Started in late January of 2012, Crash Course is an educational YouTube channel created by Hank Green and John Green. The brothers have, in addition to their other YouTube channels and writing young adult novels, hosted several series over the past two years including Biology, World History, Ecology and English Literature.
Each series has anywhere from eight to 48 episodes that cover the basic concepts the average person will ever need to know about the subject.
While giving a general overview of various subjects, the brothers make jokes, horrible puns and random cultural references. Sometimes, this can get a bit grating.
On the whole, the presentation makes each subject enjoyable, even if the viewer believed that taking an actual class in the subject would be torment.
In addition to the verbal banter, the Green brothers, also called the VlogBrothers, have embraced their video format. Although just listening gets the message across, someone who watches the videos will get both more information and entertainment.
In various videos, the quick-eyed viewer can spot odd props in the backgrounds of animations such as the Master Sword, the Magic School Bus and even Yoda. They have also added textual notes and helpful visual aids for the more difficult topics.
The latest two series of Crash Course recently ended. With the final installments of U.S. History and Chemistry finished and posted, the VlogBrothers are now open to choose new topics for Crash Course to cover.
Usually Hank Green teaches the scientific courses, such as Biology or Chemistry. His brother, John, leans more towards the social sciences, literature and history.

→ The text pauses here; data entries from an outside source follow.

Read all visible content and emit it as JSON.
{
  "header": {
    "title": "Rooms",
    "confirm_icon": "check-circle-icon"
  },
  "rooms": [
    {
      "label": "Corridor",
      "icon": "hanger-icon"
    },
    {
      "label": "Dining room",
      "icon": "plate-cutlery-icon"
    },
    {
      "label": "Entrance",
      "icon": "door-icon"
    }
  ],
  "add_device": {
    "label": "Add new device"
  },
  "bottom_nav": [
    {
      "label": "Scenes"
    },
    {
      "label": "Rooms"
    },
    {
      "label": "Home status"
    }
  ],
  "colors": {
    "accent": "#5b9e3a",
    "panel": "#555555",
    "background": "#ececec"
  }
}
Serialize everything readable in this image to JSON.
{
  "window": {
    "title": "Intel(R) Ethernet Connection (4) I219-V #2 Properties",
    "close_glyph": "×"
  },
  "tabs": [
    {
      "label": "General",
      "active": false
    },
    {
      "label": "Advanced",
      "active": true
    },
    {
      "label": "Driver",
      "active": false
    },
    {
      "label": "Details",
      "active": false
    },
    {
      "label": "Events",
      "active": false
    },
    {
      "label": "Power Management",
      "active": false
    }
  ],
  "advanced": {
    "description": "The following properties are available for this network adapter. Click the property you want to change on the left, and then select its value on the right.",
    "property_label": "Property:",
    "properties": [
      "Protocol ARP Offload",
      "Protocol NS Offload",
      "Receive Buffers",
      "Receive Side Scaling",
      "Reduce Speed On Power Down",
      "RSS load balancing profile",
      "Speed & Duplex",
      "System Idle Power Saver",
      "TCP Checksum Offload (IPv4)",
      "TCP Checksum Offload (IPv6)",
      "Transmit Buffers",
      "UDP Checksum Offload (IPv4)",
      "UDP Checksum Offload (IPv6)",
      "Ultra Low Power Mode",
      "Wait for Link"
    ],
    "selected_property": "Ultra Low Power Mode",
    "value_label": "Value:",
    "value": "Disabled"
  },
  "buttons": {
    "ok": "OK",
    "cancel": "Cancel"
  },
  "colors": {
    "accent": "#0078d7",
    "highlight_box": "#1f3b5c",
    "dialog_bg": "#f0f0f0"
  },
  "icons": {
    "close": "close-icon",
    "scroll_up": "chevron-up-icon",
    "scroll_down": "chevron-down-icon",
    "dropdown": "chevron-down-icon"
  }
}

The two complement each other in their preferred areas, which enhances Crash Course’s diversity. The only areas left unclaimed are those of mathematics and linguistics.

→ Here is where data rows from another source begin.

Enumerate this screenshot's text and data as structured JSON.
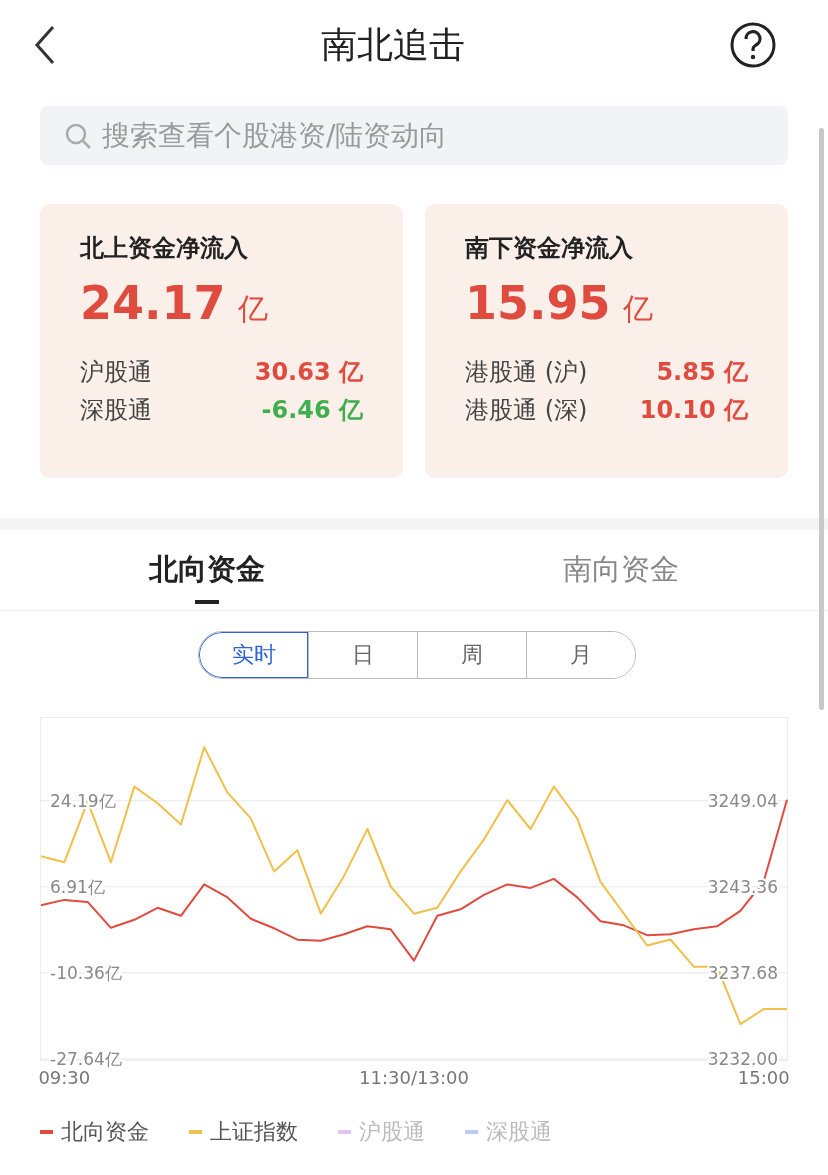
{
  "header": {
    "title": "南北追击"
  },
  "search": {
    "placeholder": "搜索查看个股港资/陆资动向"
  },
  "cards": [
    {
      "title": "北上资金净流入",
      "amount": "24.17",
      "unit": "亿",
      "rows": [
        {
          "label": "沪股通",
          "value": "30.63 亿",
          "color": "#e04b3f"
        },
        {
          "label": "深股通",
          "value": "-6.46 亿",
          "color": "#3fae4f"
        }
      ]
    },
    {
      "title": "南下资金净流入",
      "amount": "15.95",
      "unit": "亿",
      "rows": [
        {
          "label": "港股通 (沪)",
          "value": "5.85 亿",
          "color": "#e04b3f"
        },
        {
          "label": "港股通 (深)",
          "value": "10.10 亿",
          "color": "#e04b3f"
        }
      ]
    }
  ],
  "tabs": [
    {
      "label": "北向资金",
      "selected": true
    },
    {
      "label": "南向资金",
      "selected": false
    }
  ],
  "periods": [
    {
      "label": "实时",
      "selected": true
    },
    {
      "label": "日",
      "selected": false
    },
    {
      "label": "周",
      "selected": false
    },
    {
      "label": "月",
      "selected": false
    }
  ],
  "chart": {
    "chart_data": {
      "type": "line",
      "categories": [
        null,
        "09:30",
        null,
        null,
        null,
        null,
        null,
        null,
        null,
        null,
        null,
        null,
        null,
        null,
        null,
        null,
        "11:30/13:00",
        null,
        null,
        null,
        null,
        null,
        null,
        null,
        null,
        null,
        null,
        null,
        null,
        null,
        null,
        "15:00",
        null
      ],
      "grid": true,
      "ylim": [
        -27.64,
        41.0
      ],
      "yticks": [
        {
          "value": 24.19,
          "label": "24.19亿"
        },
        {
          "value": 6.91,
          "label": "6.91亿"
        },
        {
          "value": -10.36,
          "label": "-10.36亿"
        },
        {
          "value": -27.64,
          "label": "-27.64亿"
        }
      ],
      "y2lim": [
        3232.0,
        3254.6
      ],
      "y2ticks": [
        {
          "value": 3249.04,
          "label": "3249.04"
        },
        {
          "value": 3243.36,
          "label": "3243.36"
        },
        {
          "value": 3237.68,
          "label": "3237.68"
        },
        {
          "value": 3232.0,
          "label": "3232.00"
        }
      ],
      "series": [
        {
          "name": "北向资金",
          "color": "#e04b3f",
          "values": [
            3.2,
            4.3,
            3.9,
            -1.3,
            0.3,
            2.7,
            1.1,
            7.4,
            4.8,
            0.5,
            -1.4,
            -3.7,
            -3.9,
            -2.6,
            -1.0,
            -1.6,
            -7.9,
            1.1,
            2.4,
            5.3,
            7.4,
            6.7,
            8.5,
            4.8,
            0.0,
            -0.8,
            -2.8,
            -2.6,
            -1.6,
            -1.0,
            2.1,
            8.0,
            24.4
          ]
        },
        {
          "name": "上证指数",
          "color": "#f0bf4c",
          "axis": "y2",
          "values": [
            3245.4,
            3245.0,
            3249.0,
            3245.0,
            3250.0,
            3248.9,
            3247.5,
            3252.6,
            3249.6,
            3247.9,
            3244.4,
            3245.8,
            3241.6,
            3244.1,
            3247.2,
            3243.4,
            3241.6,
            3242.0,
            3244.4,
            3246.5,
            3249.1,
            3247.2,
            3250.0,
            3247.9,
            3243.7,
            3241.6,
            3239.5,
            3239.9,
            3238.1,
            3238.1,
            3234.3,
            3235.3,
            3235.3
          ]
        }
      ]
    },
    "legend": [
      {
        "label": "沪股通",
        "color": "#e3c4ee",
        "on": false
      },
      {
        "label": "深股通",
        "color": "#b9cdf0",
        "on": false
      }
    ]
  }
}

Hank Green has chosen psychology. This is an interesting choice mainly because, as he pointed out in a preview of the series, psychology is less concrete than his previous subjects.
Hank Green recently posted the first installment of the Psychology series. Though the first video was not particularly educational, that is excusable because Hank Green was attempting to spark interest in psychology and chose to give an introduction to his series rather than start teaching right away.
John Green, on the other hand, has continued in his preferred area, the humanities. He decided to revisit literature. This time, instead of focusing solely on English literature, John Green will discuss classics such as The Odyssey, Hamlet and Oedipus Rex as well as more modern novels such as To Kill a Mockingbird, Slaughterhouse Five and Beloved.
The new Literature series will start on Feb. 27. In hopes that their viewers might read the books to be talked about in the upcoming series before actually watching the videos, the brothers posted the list in early February.
Even though Crash Course is educational, the facts presented are occasionally gross simplifications or wild speculations. This is not, however, a particularly new problem with education in general. Almost any source of information is skewed, even if only slightly.
What makes Crash Course stand out among other independent educational sources is that it acknowledges its limits. Often, the brothers will mention where their information comes from and why this is a good, bad or, in some cases, the only source.
On the whole, the VlogBrothers have managed to make Crash Course a successful YouTube channel. Their most recent video, the last U.S. History installment, already has more than a half million views.
Considering their first video expressed a simple desire to share their love of knowledge while making the viewer an “informed, engaged and productive citizen of the world,” it is probably safe to say that John and Hank Green are well on their way to achieving their goals.
While it is inadvisable to watch many of their videos in one sitting, as they can get rather bothersome, watching one or two at a time might introduce a viewer to new subjects.